NATO Secretary General Says Sweden Has Taken “Important Steps” to Join Alliance

NATO Secretary-General Jens Stoltenberg said during a visit to Sweden that the country has taken important steps to gain Turkey’s approval of Stockholm’s NATO membership application.

In light of the Russian invasion of Ukraine, Sweden and Finland both applied to join NATO in May but were met with opposition from Turkey, who criticized what it sees as Sweden’s support of Kurdish militants that Ankara deems terrorists. In response, Sweden has changed its terrorism laws and is continuing to introduce strong legislation.

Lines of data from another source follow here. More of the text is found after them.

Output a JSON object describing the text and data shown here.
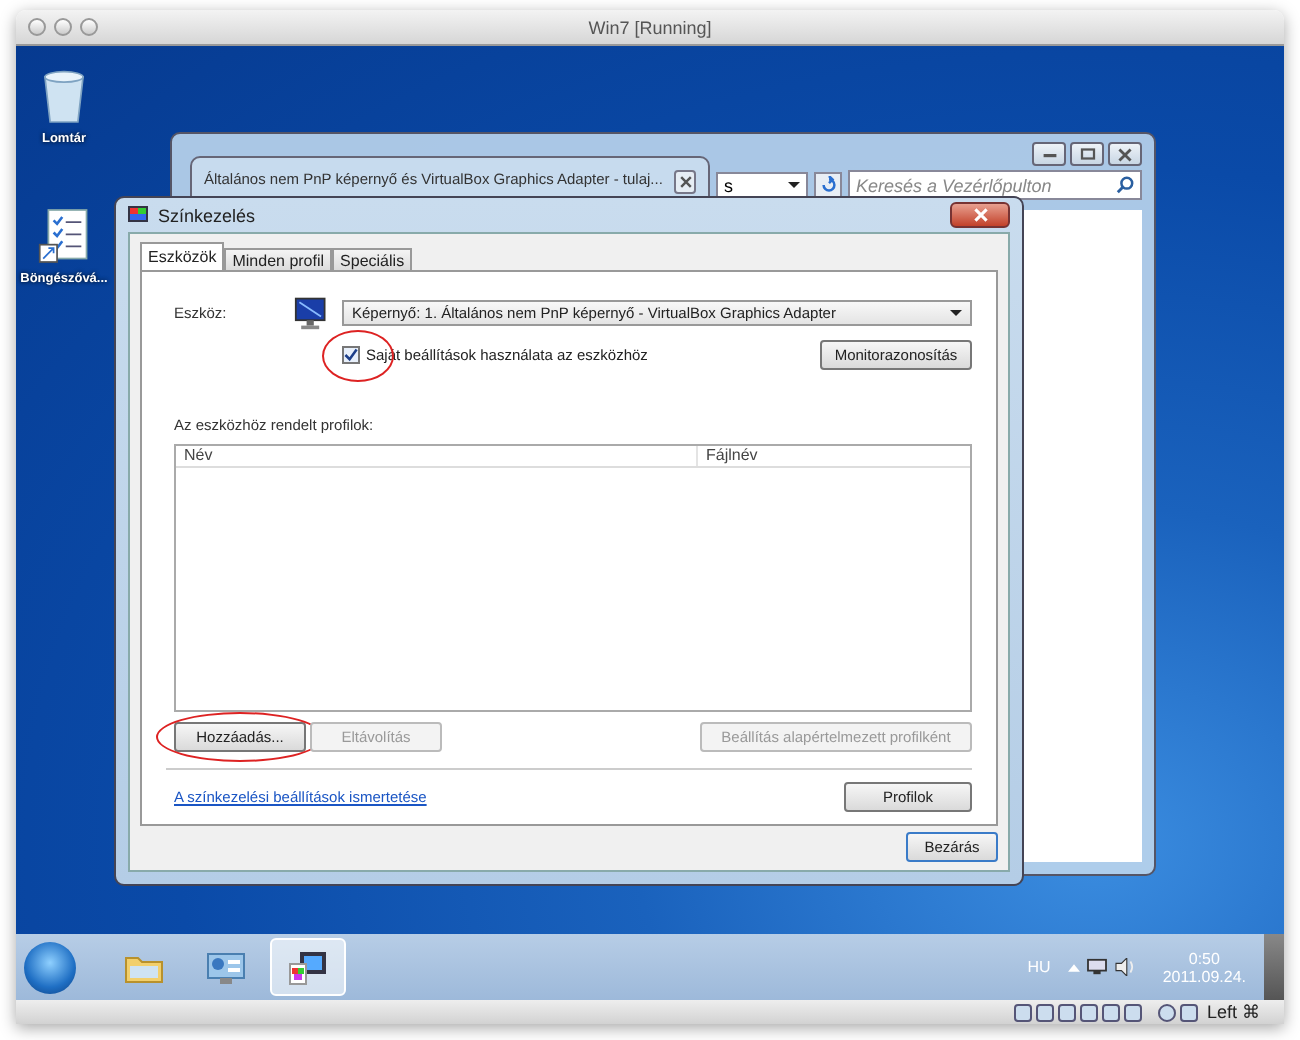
{
  "window": {
    "title": "Win7 [Running]"
  },
  "desktop_icons": [
    {
      "kind": "bin",
      "label": "Lomtár"
    },
    {
      "kind": "list",
      "label": "Böngészővá..."
    }
  ],
  "background_window": {
    "address_text": "s",
    "search": {
      "placeholder": "Keresés a Vezérlőpulton"
    }
  },
  "properties_window": {
    "title": "Általános nem PnP képernyő és VirtualBox Graphics Adapter - tulaj..."
  },
  "dialog": {
    "title": "Színkezelés",
    "tabs": [
      {
        "label": "Eszközök",
        "selected": true
      },
      {
        "label": "Minden profil",
        "selected": false
      },
      {
        "label": "Speciális",
        "selected": false
      }
    ],
    "device_label": "Eszköz:",
    "device_value": "Képernyő: 1. Általános nem PnP képernyő - VirtualBox Graphics Adapter",
    "own_settings": {
      "label": "Saját beállítások használata az eszközhöz",
      "checked": true
    },
    "identify_button": "Monitorazonosítás",
    "profiles_label": "Az eszközhöz rendelt profilok:",
    "columns": [
      "Név",
      "Fájlnév"
    ],
    "buttons": [
      {
        "label": "Hozzáadás...",
        "disabled": false
      },
      {
        "label": "Eltávolítás",
        "disabled": true
      },
      {
        "label": "Beállítás alapértelmezett profilként",
        "disabled": true
      }
    ],
    "link": "A színkezelési beállítások ismertetése",
    "profiles_button": "Profilok",
    "close_button": "Bezárás"
  },
  "taskbar": {
    "items": [
      {
        "kind": "folder",
        "selected": false
      },
      {
        "kind": "panel",
        "selected": false
      },
      {
        "kind": "color",
        "selected": true
      }
    ],
    "language": "HU",
    "time": "0:50",
    "date": "2011.09.24."
  },
  "vbox_status": {
    "host_key": "Left ⌘"
  }
}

Swedish Prime Minister Magdalena Andersson stated about anti-terrorism laws that “from the first of July we will also have even stronger legislation when it comes to the fight against terrorism. So here there are no questions about how strongly Sweden sees terrorism and that we are willing to contribute to the fight against terrorism.” Stoltenberg indicated his approval of Sweden’s actions, saying, “I welcome that Sweden has already started to change its counter-terrorism legislation and that Sweden will ensure that the legal framework for arms export will reflect the future status as a NATO member with new commitments to allies.” He said later that he aimed for Sweden to join NATO “as soon as possible” despite Turkey’s objections.

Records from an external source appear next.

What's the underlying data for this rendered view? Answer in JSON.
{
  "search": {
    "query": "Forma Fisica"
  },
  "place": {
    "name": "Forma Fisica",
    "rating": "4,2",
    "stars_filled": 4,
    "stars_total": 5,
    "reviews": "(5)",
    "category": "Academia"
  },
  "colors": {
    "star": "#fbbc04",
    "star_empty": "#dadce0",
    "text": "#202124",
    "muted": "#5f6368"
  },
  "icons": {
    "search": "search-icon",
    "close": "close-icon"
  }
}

As the Russian aggression in Ukraine continues, it is essential that Europe and other Western countries present a united front against this violence. If Sweden or Finland were attacked, NATO allies ought to come to their defense regardless, but an additional institutional guarantee is logical. Furthermore, the Turkish opposition to Sweden’s membership is on generally unfounded partisan grounds. There is little evidence that Sweden is making any effort to shelter terrorists or even PKK members, and Ankara is likely utilizing this application to negotiate arms deals from Washington.

Turkey has indicated its strong opposition to Sweden joining NATO, threatening the country’s application as member states must unanimously agree on new additions. President Recep Tayyip Erdogan cited Sweden’s perceived leniency toward the Kurdistan Workers’ Party (PKK) as Turkey’s reason to disapprove; the country sees the PKK as a terror organization that wages armed uprising against the Turkish government. In addition, Sweden has not historically responded positively to Turkey’s extradition requests of individuals accused of having links to the PKK. 

Despite Turkey’s objections, key leaders in NATO have expressed optimism that Sweden’s application would be approved “as soon as possible,” in Stoltenberg’s words. He added that it would be inconceivable for NATO allies not to defend Sweden in the event that the nation was attacked. US military leaders have also stated that Sweden and Finland are “close” to NATO membership, with further decisions expected in the coming weeks.